**Required work:** Give only the number of lines in the data that contain the word "сайта".

**Data records:**
****

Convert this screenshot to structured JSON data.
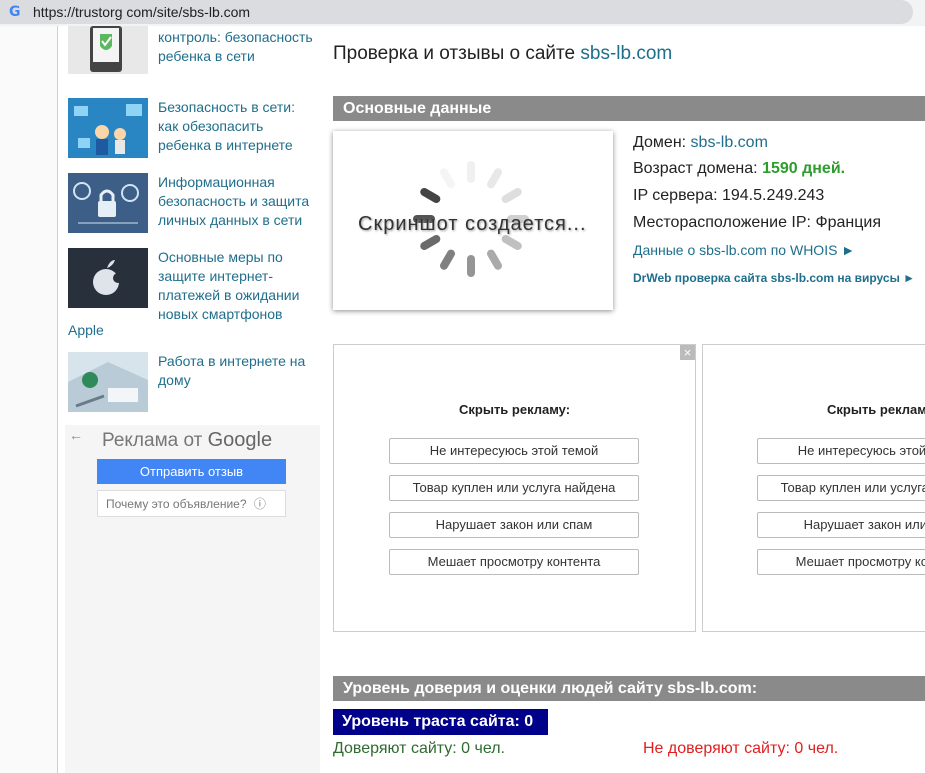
{
  "browser": {
    "url": "https://trustorg com/site/sbs-lb.com"
  },
  "sidebar": {
    "items": [
      {
        "label": "контроль: безопасность ребенка в сети"
      },
      {
        "label": "Безопасность в сети: как обезопасить ребенка в интернете"
      },
      {
        "label": "Информационная безопасность и защита личных данных в сети"
      },
      {
        "label": "Основные меры по защите интернет-платежей в ожидании новых смартфонов"
      },
      {
        "label": "Работа в интернете на дому"
      }
    ],
    "apple_tail": "Apple"
  },
  "google_ad": {
    "brand_prefix": "Реклама от",
    "brand_name": "Google",
    "send_feedback": "Отправить отзыв",
    "why_this_ad": "Почему это объявление?"
  },
  "main": {
    "title_prefix": "Проверка и отзывы о сайте",
    "title_domain": "sbs-lb.com",
    "section_main": "Основные данные",
    "screenshot_status": "Скриншот создается...",
    "domain_label": "Домен:",
    "domain_value": "sbs-lb.com",
    "age_label": "Возраст домена:",
    "age_value": "1590 дней.",
    "ip_label": "IP сервера:",
    "ip_value": "194.5.249.243",
    "location_label": "Месторасположение IP:",
    "location_value": "Франция",
    "whois_link": "Данные о sbs-lb.com по WHOIS ►",
    "drweb_link": "DrWeb проверка сайта sbs-lb.com на вирусы ►"
  },
  "ads": {
    "hide_title": "Скрыть рекламу:",
    "options": [
      "Не интересуюсь этой темой",
      "Товар куплен или услуга найдена",
      "Нарушает закон или спам",
      "Мешает просмотру контента"
    ]
  },
  "trust": {
    "section_title": "Уровень доверия и оценки людей сайту sbs-lb.com:",
    "badge": "Уровень траста сайта: 0",
    "trusted": "Доверяют сайту: 0 чел.",
    "not_trusted": "Не доверяют сайту: 0 чел."
  },
  "colors": {
    "link": "#1f6e8c",
    "section_bar": "#8a8a8a",
    "trust_badge": "#00008b",
    "age_green": "#2e9d2e",
    "not_trusted_red": "#e02020",
    "google_blue": "#4285f4"
  }
}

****

**Response below:** 2